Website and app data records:

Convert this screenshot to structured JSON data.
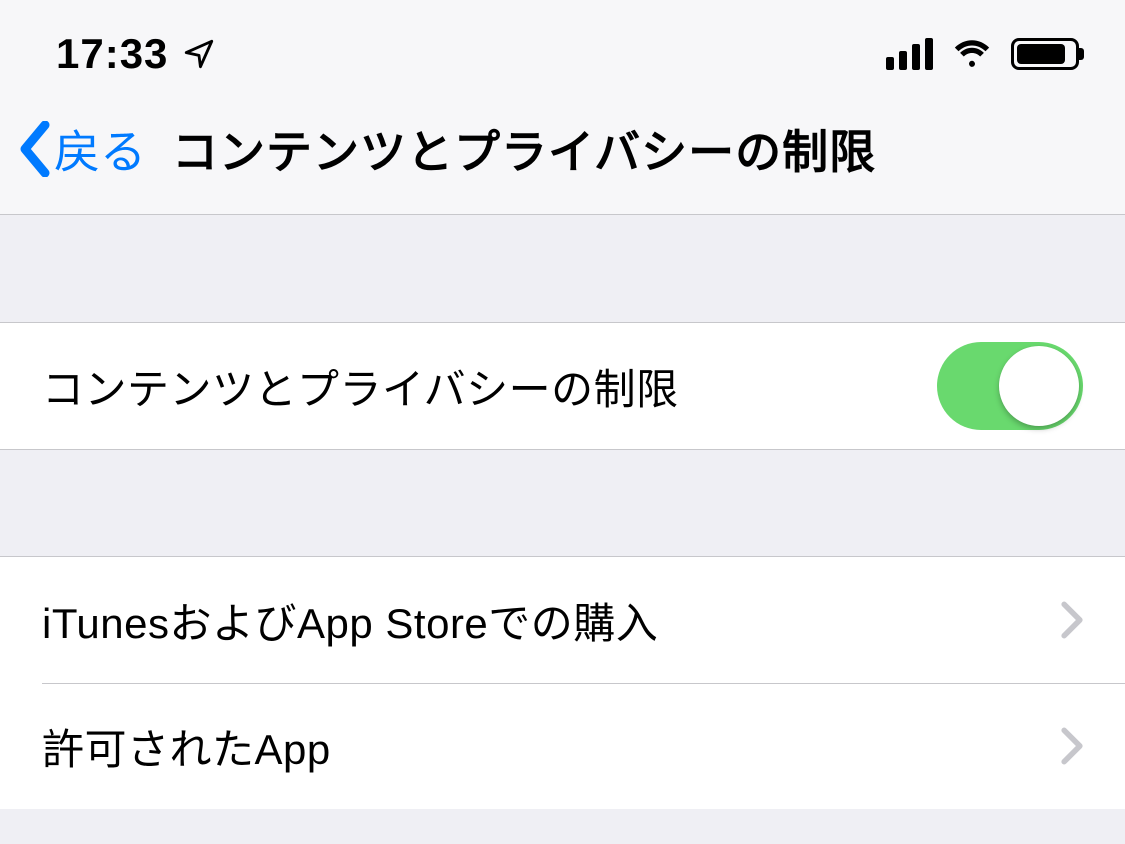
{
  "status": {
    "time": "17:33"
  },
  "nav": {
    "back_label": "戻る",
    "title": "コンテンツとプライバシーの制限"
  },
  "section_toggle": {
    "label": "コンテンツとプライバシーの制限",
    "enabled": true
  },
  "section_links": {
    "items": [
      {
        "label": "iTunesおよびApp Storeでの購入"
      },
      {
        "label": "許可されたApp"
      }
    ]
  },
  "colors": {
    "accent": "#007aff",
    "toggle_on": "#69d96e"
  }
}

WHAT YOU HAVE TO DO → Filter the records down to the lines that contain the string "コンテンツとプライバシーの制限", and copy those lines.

OUTPUT OF THE TASK →
    "title": "コンテンツとプライバシーの制限"
    "label": "コンテンツとプライバシーの制限",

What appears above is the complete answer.